Dataset rows describing interfaces:
========================

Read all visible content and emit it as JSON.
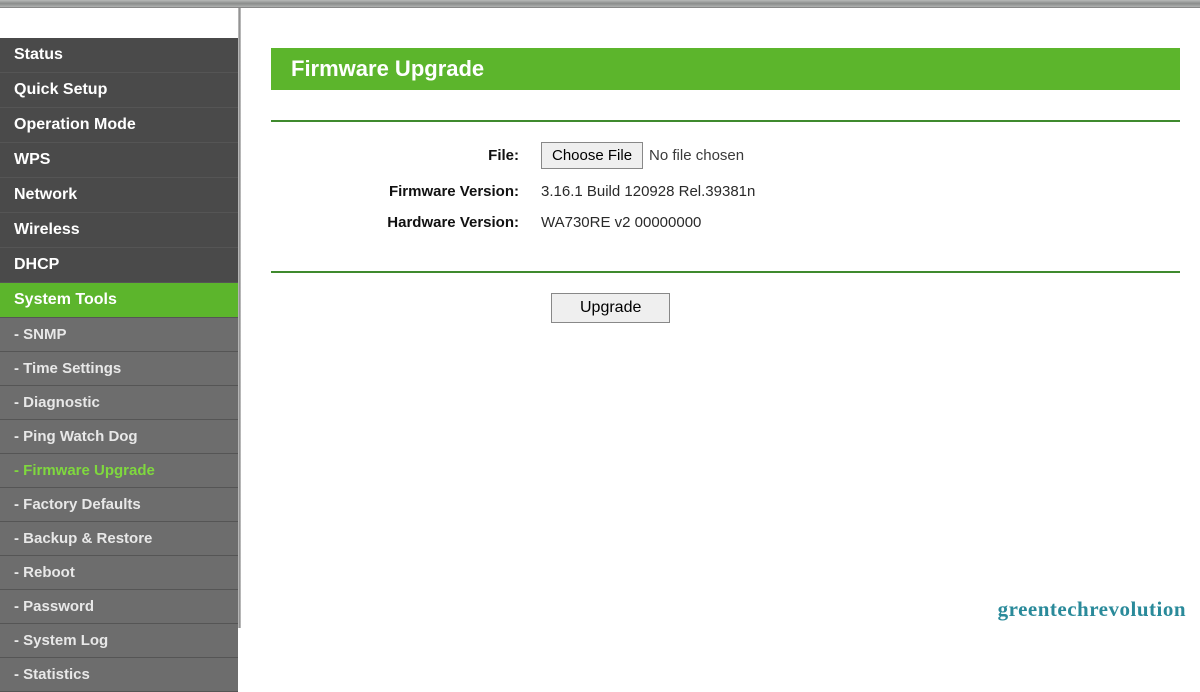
{
  "sidebar": {
    "items": [
      {
        "label": "Status",
        "type": "dark"
      },
      {
        "label": "Quick Setup",
        "type": "dark"
      },
      {
        "label": "Operation Mode",
        "type": "dark"
      },
      {
        "label": "WPS",
        "type": "dark"
      },
      {
        "label": "Network",
        "type": "dark"
      },
      {
        "label": "Wireless",
        "type": "dark"
      },
      {
        "label": "DHCP",
        "type": "dark"
      },
      {
        "label": "System Tools",
        "type": "active-parent"
      },
      {
        "label": "- SNMP",
        "type": "sub"
      },
      {
        "label": "- Time Settings",
        "type": "sub"
      },
      {
        "label": "- Diagnostic",
        "type": "sub"
      },
      {
        "label": "- Ping Watch Dog",
        "type": "sub"
      },
      {
        "label": "- Firmware Upgrade",
        "type": "sub active"
      },
      {
        "label": "- Factory Defaults",
        "type": "sub"
      },
      {
        "label": "- Backup & Restore",
        "type": "sub"
      },
      {
        "label": "- Reboot",
        "type": "sub"
      },
      {
        "label": "- Password",
        "type": "sub"
      },
      {
        "label": "- System Log",
        "type": "sub"
      },
      {
        "label": "- Statistics",
        "type": "sub"
      }
    ]
  },
  "page": {
    "title": "Firmware Upgrade"
  },
  "form": {
    "file_label": "File:",
    "choose_file_button": "Choose File",
    "no_file_text": "No file chosen",
    "firmware_label": "Firmware Version:",
    "firmware_value": "3.16.1 Build 120928 Rel.39381n",
    "hardware_label": "Hardware Version:",
    "hardware_value": "WA730RE v2 00000000",
    "upgrade_button": "Upgrade"
  },
  "watermark": "greentechrevolution"
}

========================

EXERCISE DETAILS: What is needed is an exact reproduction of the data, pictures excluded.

SOLUTION FOR THIS EXERCISE:
Read all visible content and emit it as JSON.
{
  "sidebar": {
    "items": [
      {
        "label": "Status",
        "type": "dark"
      },
      {
        "label": "Quick Setup",
        "type": "dark"
      },
      {
        "label": "Operation Mode",
        "type": "dark"
      },
      {
        "label": "WPS",
        "type": "dark"
      },
      {
        "label": "Network",
        "type": "dark"
      },
      {
        "label": "Wireless",
        "type": "dark"
      },
      {
        "label": "DHCP",
        "type": "dark"
      },
      {
        "label": "System Tools",
        "type": "active-parent"
      },
      {
        "label": "- SNMP",
        "type": "sub"
      },
      {
        "label": "- Time Settings",
        "type": "sub"
      },
      {
        "label": "- Diagnostic",
        "type": "sub"
      },
      {
        "label": "- Ping Watch Dog",
        "type": "sub"
      },
      {
        "label": "- Firmware Upgrade",
        "type": "sub active"
      },
      {
        "label": "- Factory Defaults",
        "type": "sub"
      },
      {
        "label": "- Backup & Restore",
        "type": "sub"
      },
      {
        "label": "- Reboot",
        "type": "sub"
      },
      {
        "label": "- Password",
        "type": "sub"
      },
      {
        "label": "- System Log",
        "type": "sub"
      },
      {
        "label": "- Statistics",
        "type": "sub"
      }
    ]
  },
  "page": {
    "title": "Firmware Upgrade"
  },
  "form": {
    "file_label": "File:",
    "choose_file_button": "Choose File",
    "no_file_text": "No file chosen",
    "firmware_label": "Firmware Version:",
    "firmware_value": "3.16.1 Build 120928 Rel.39381n",
    "hardware_label": "Hardware Version:",
    "hardware_value": "WA730RE v2 00000000",
    "upgrade_button": "Upgrade"
  },
  "watermark": "greentechrevolution"
}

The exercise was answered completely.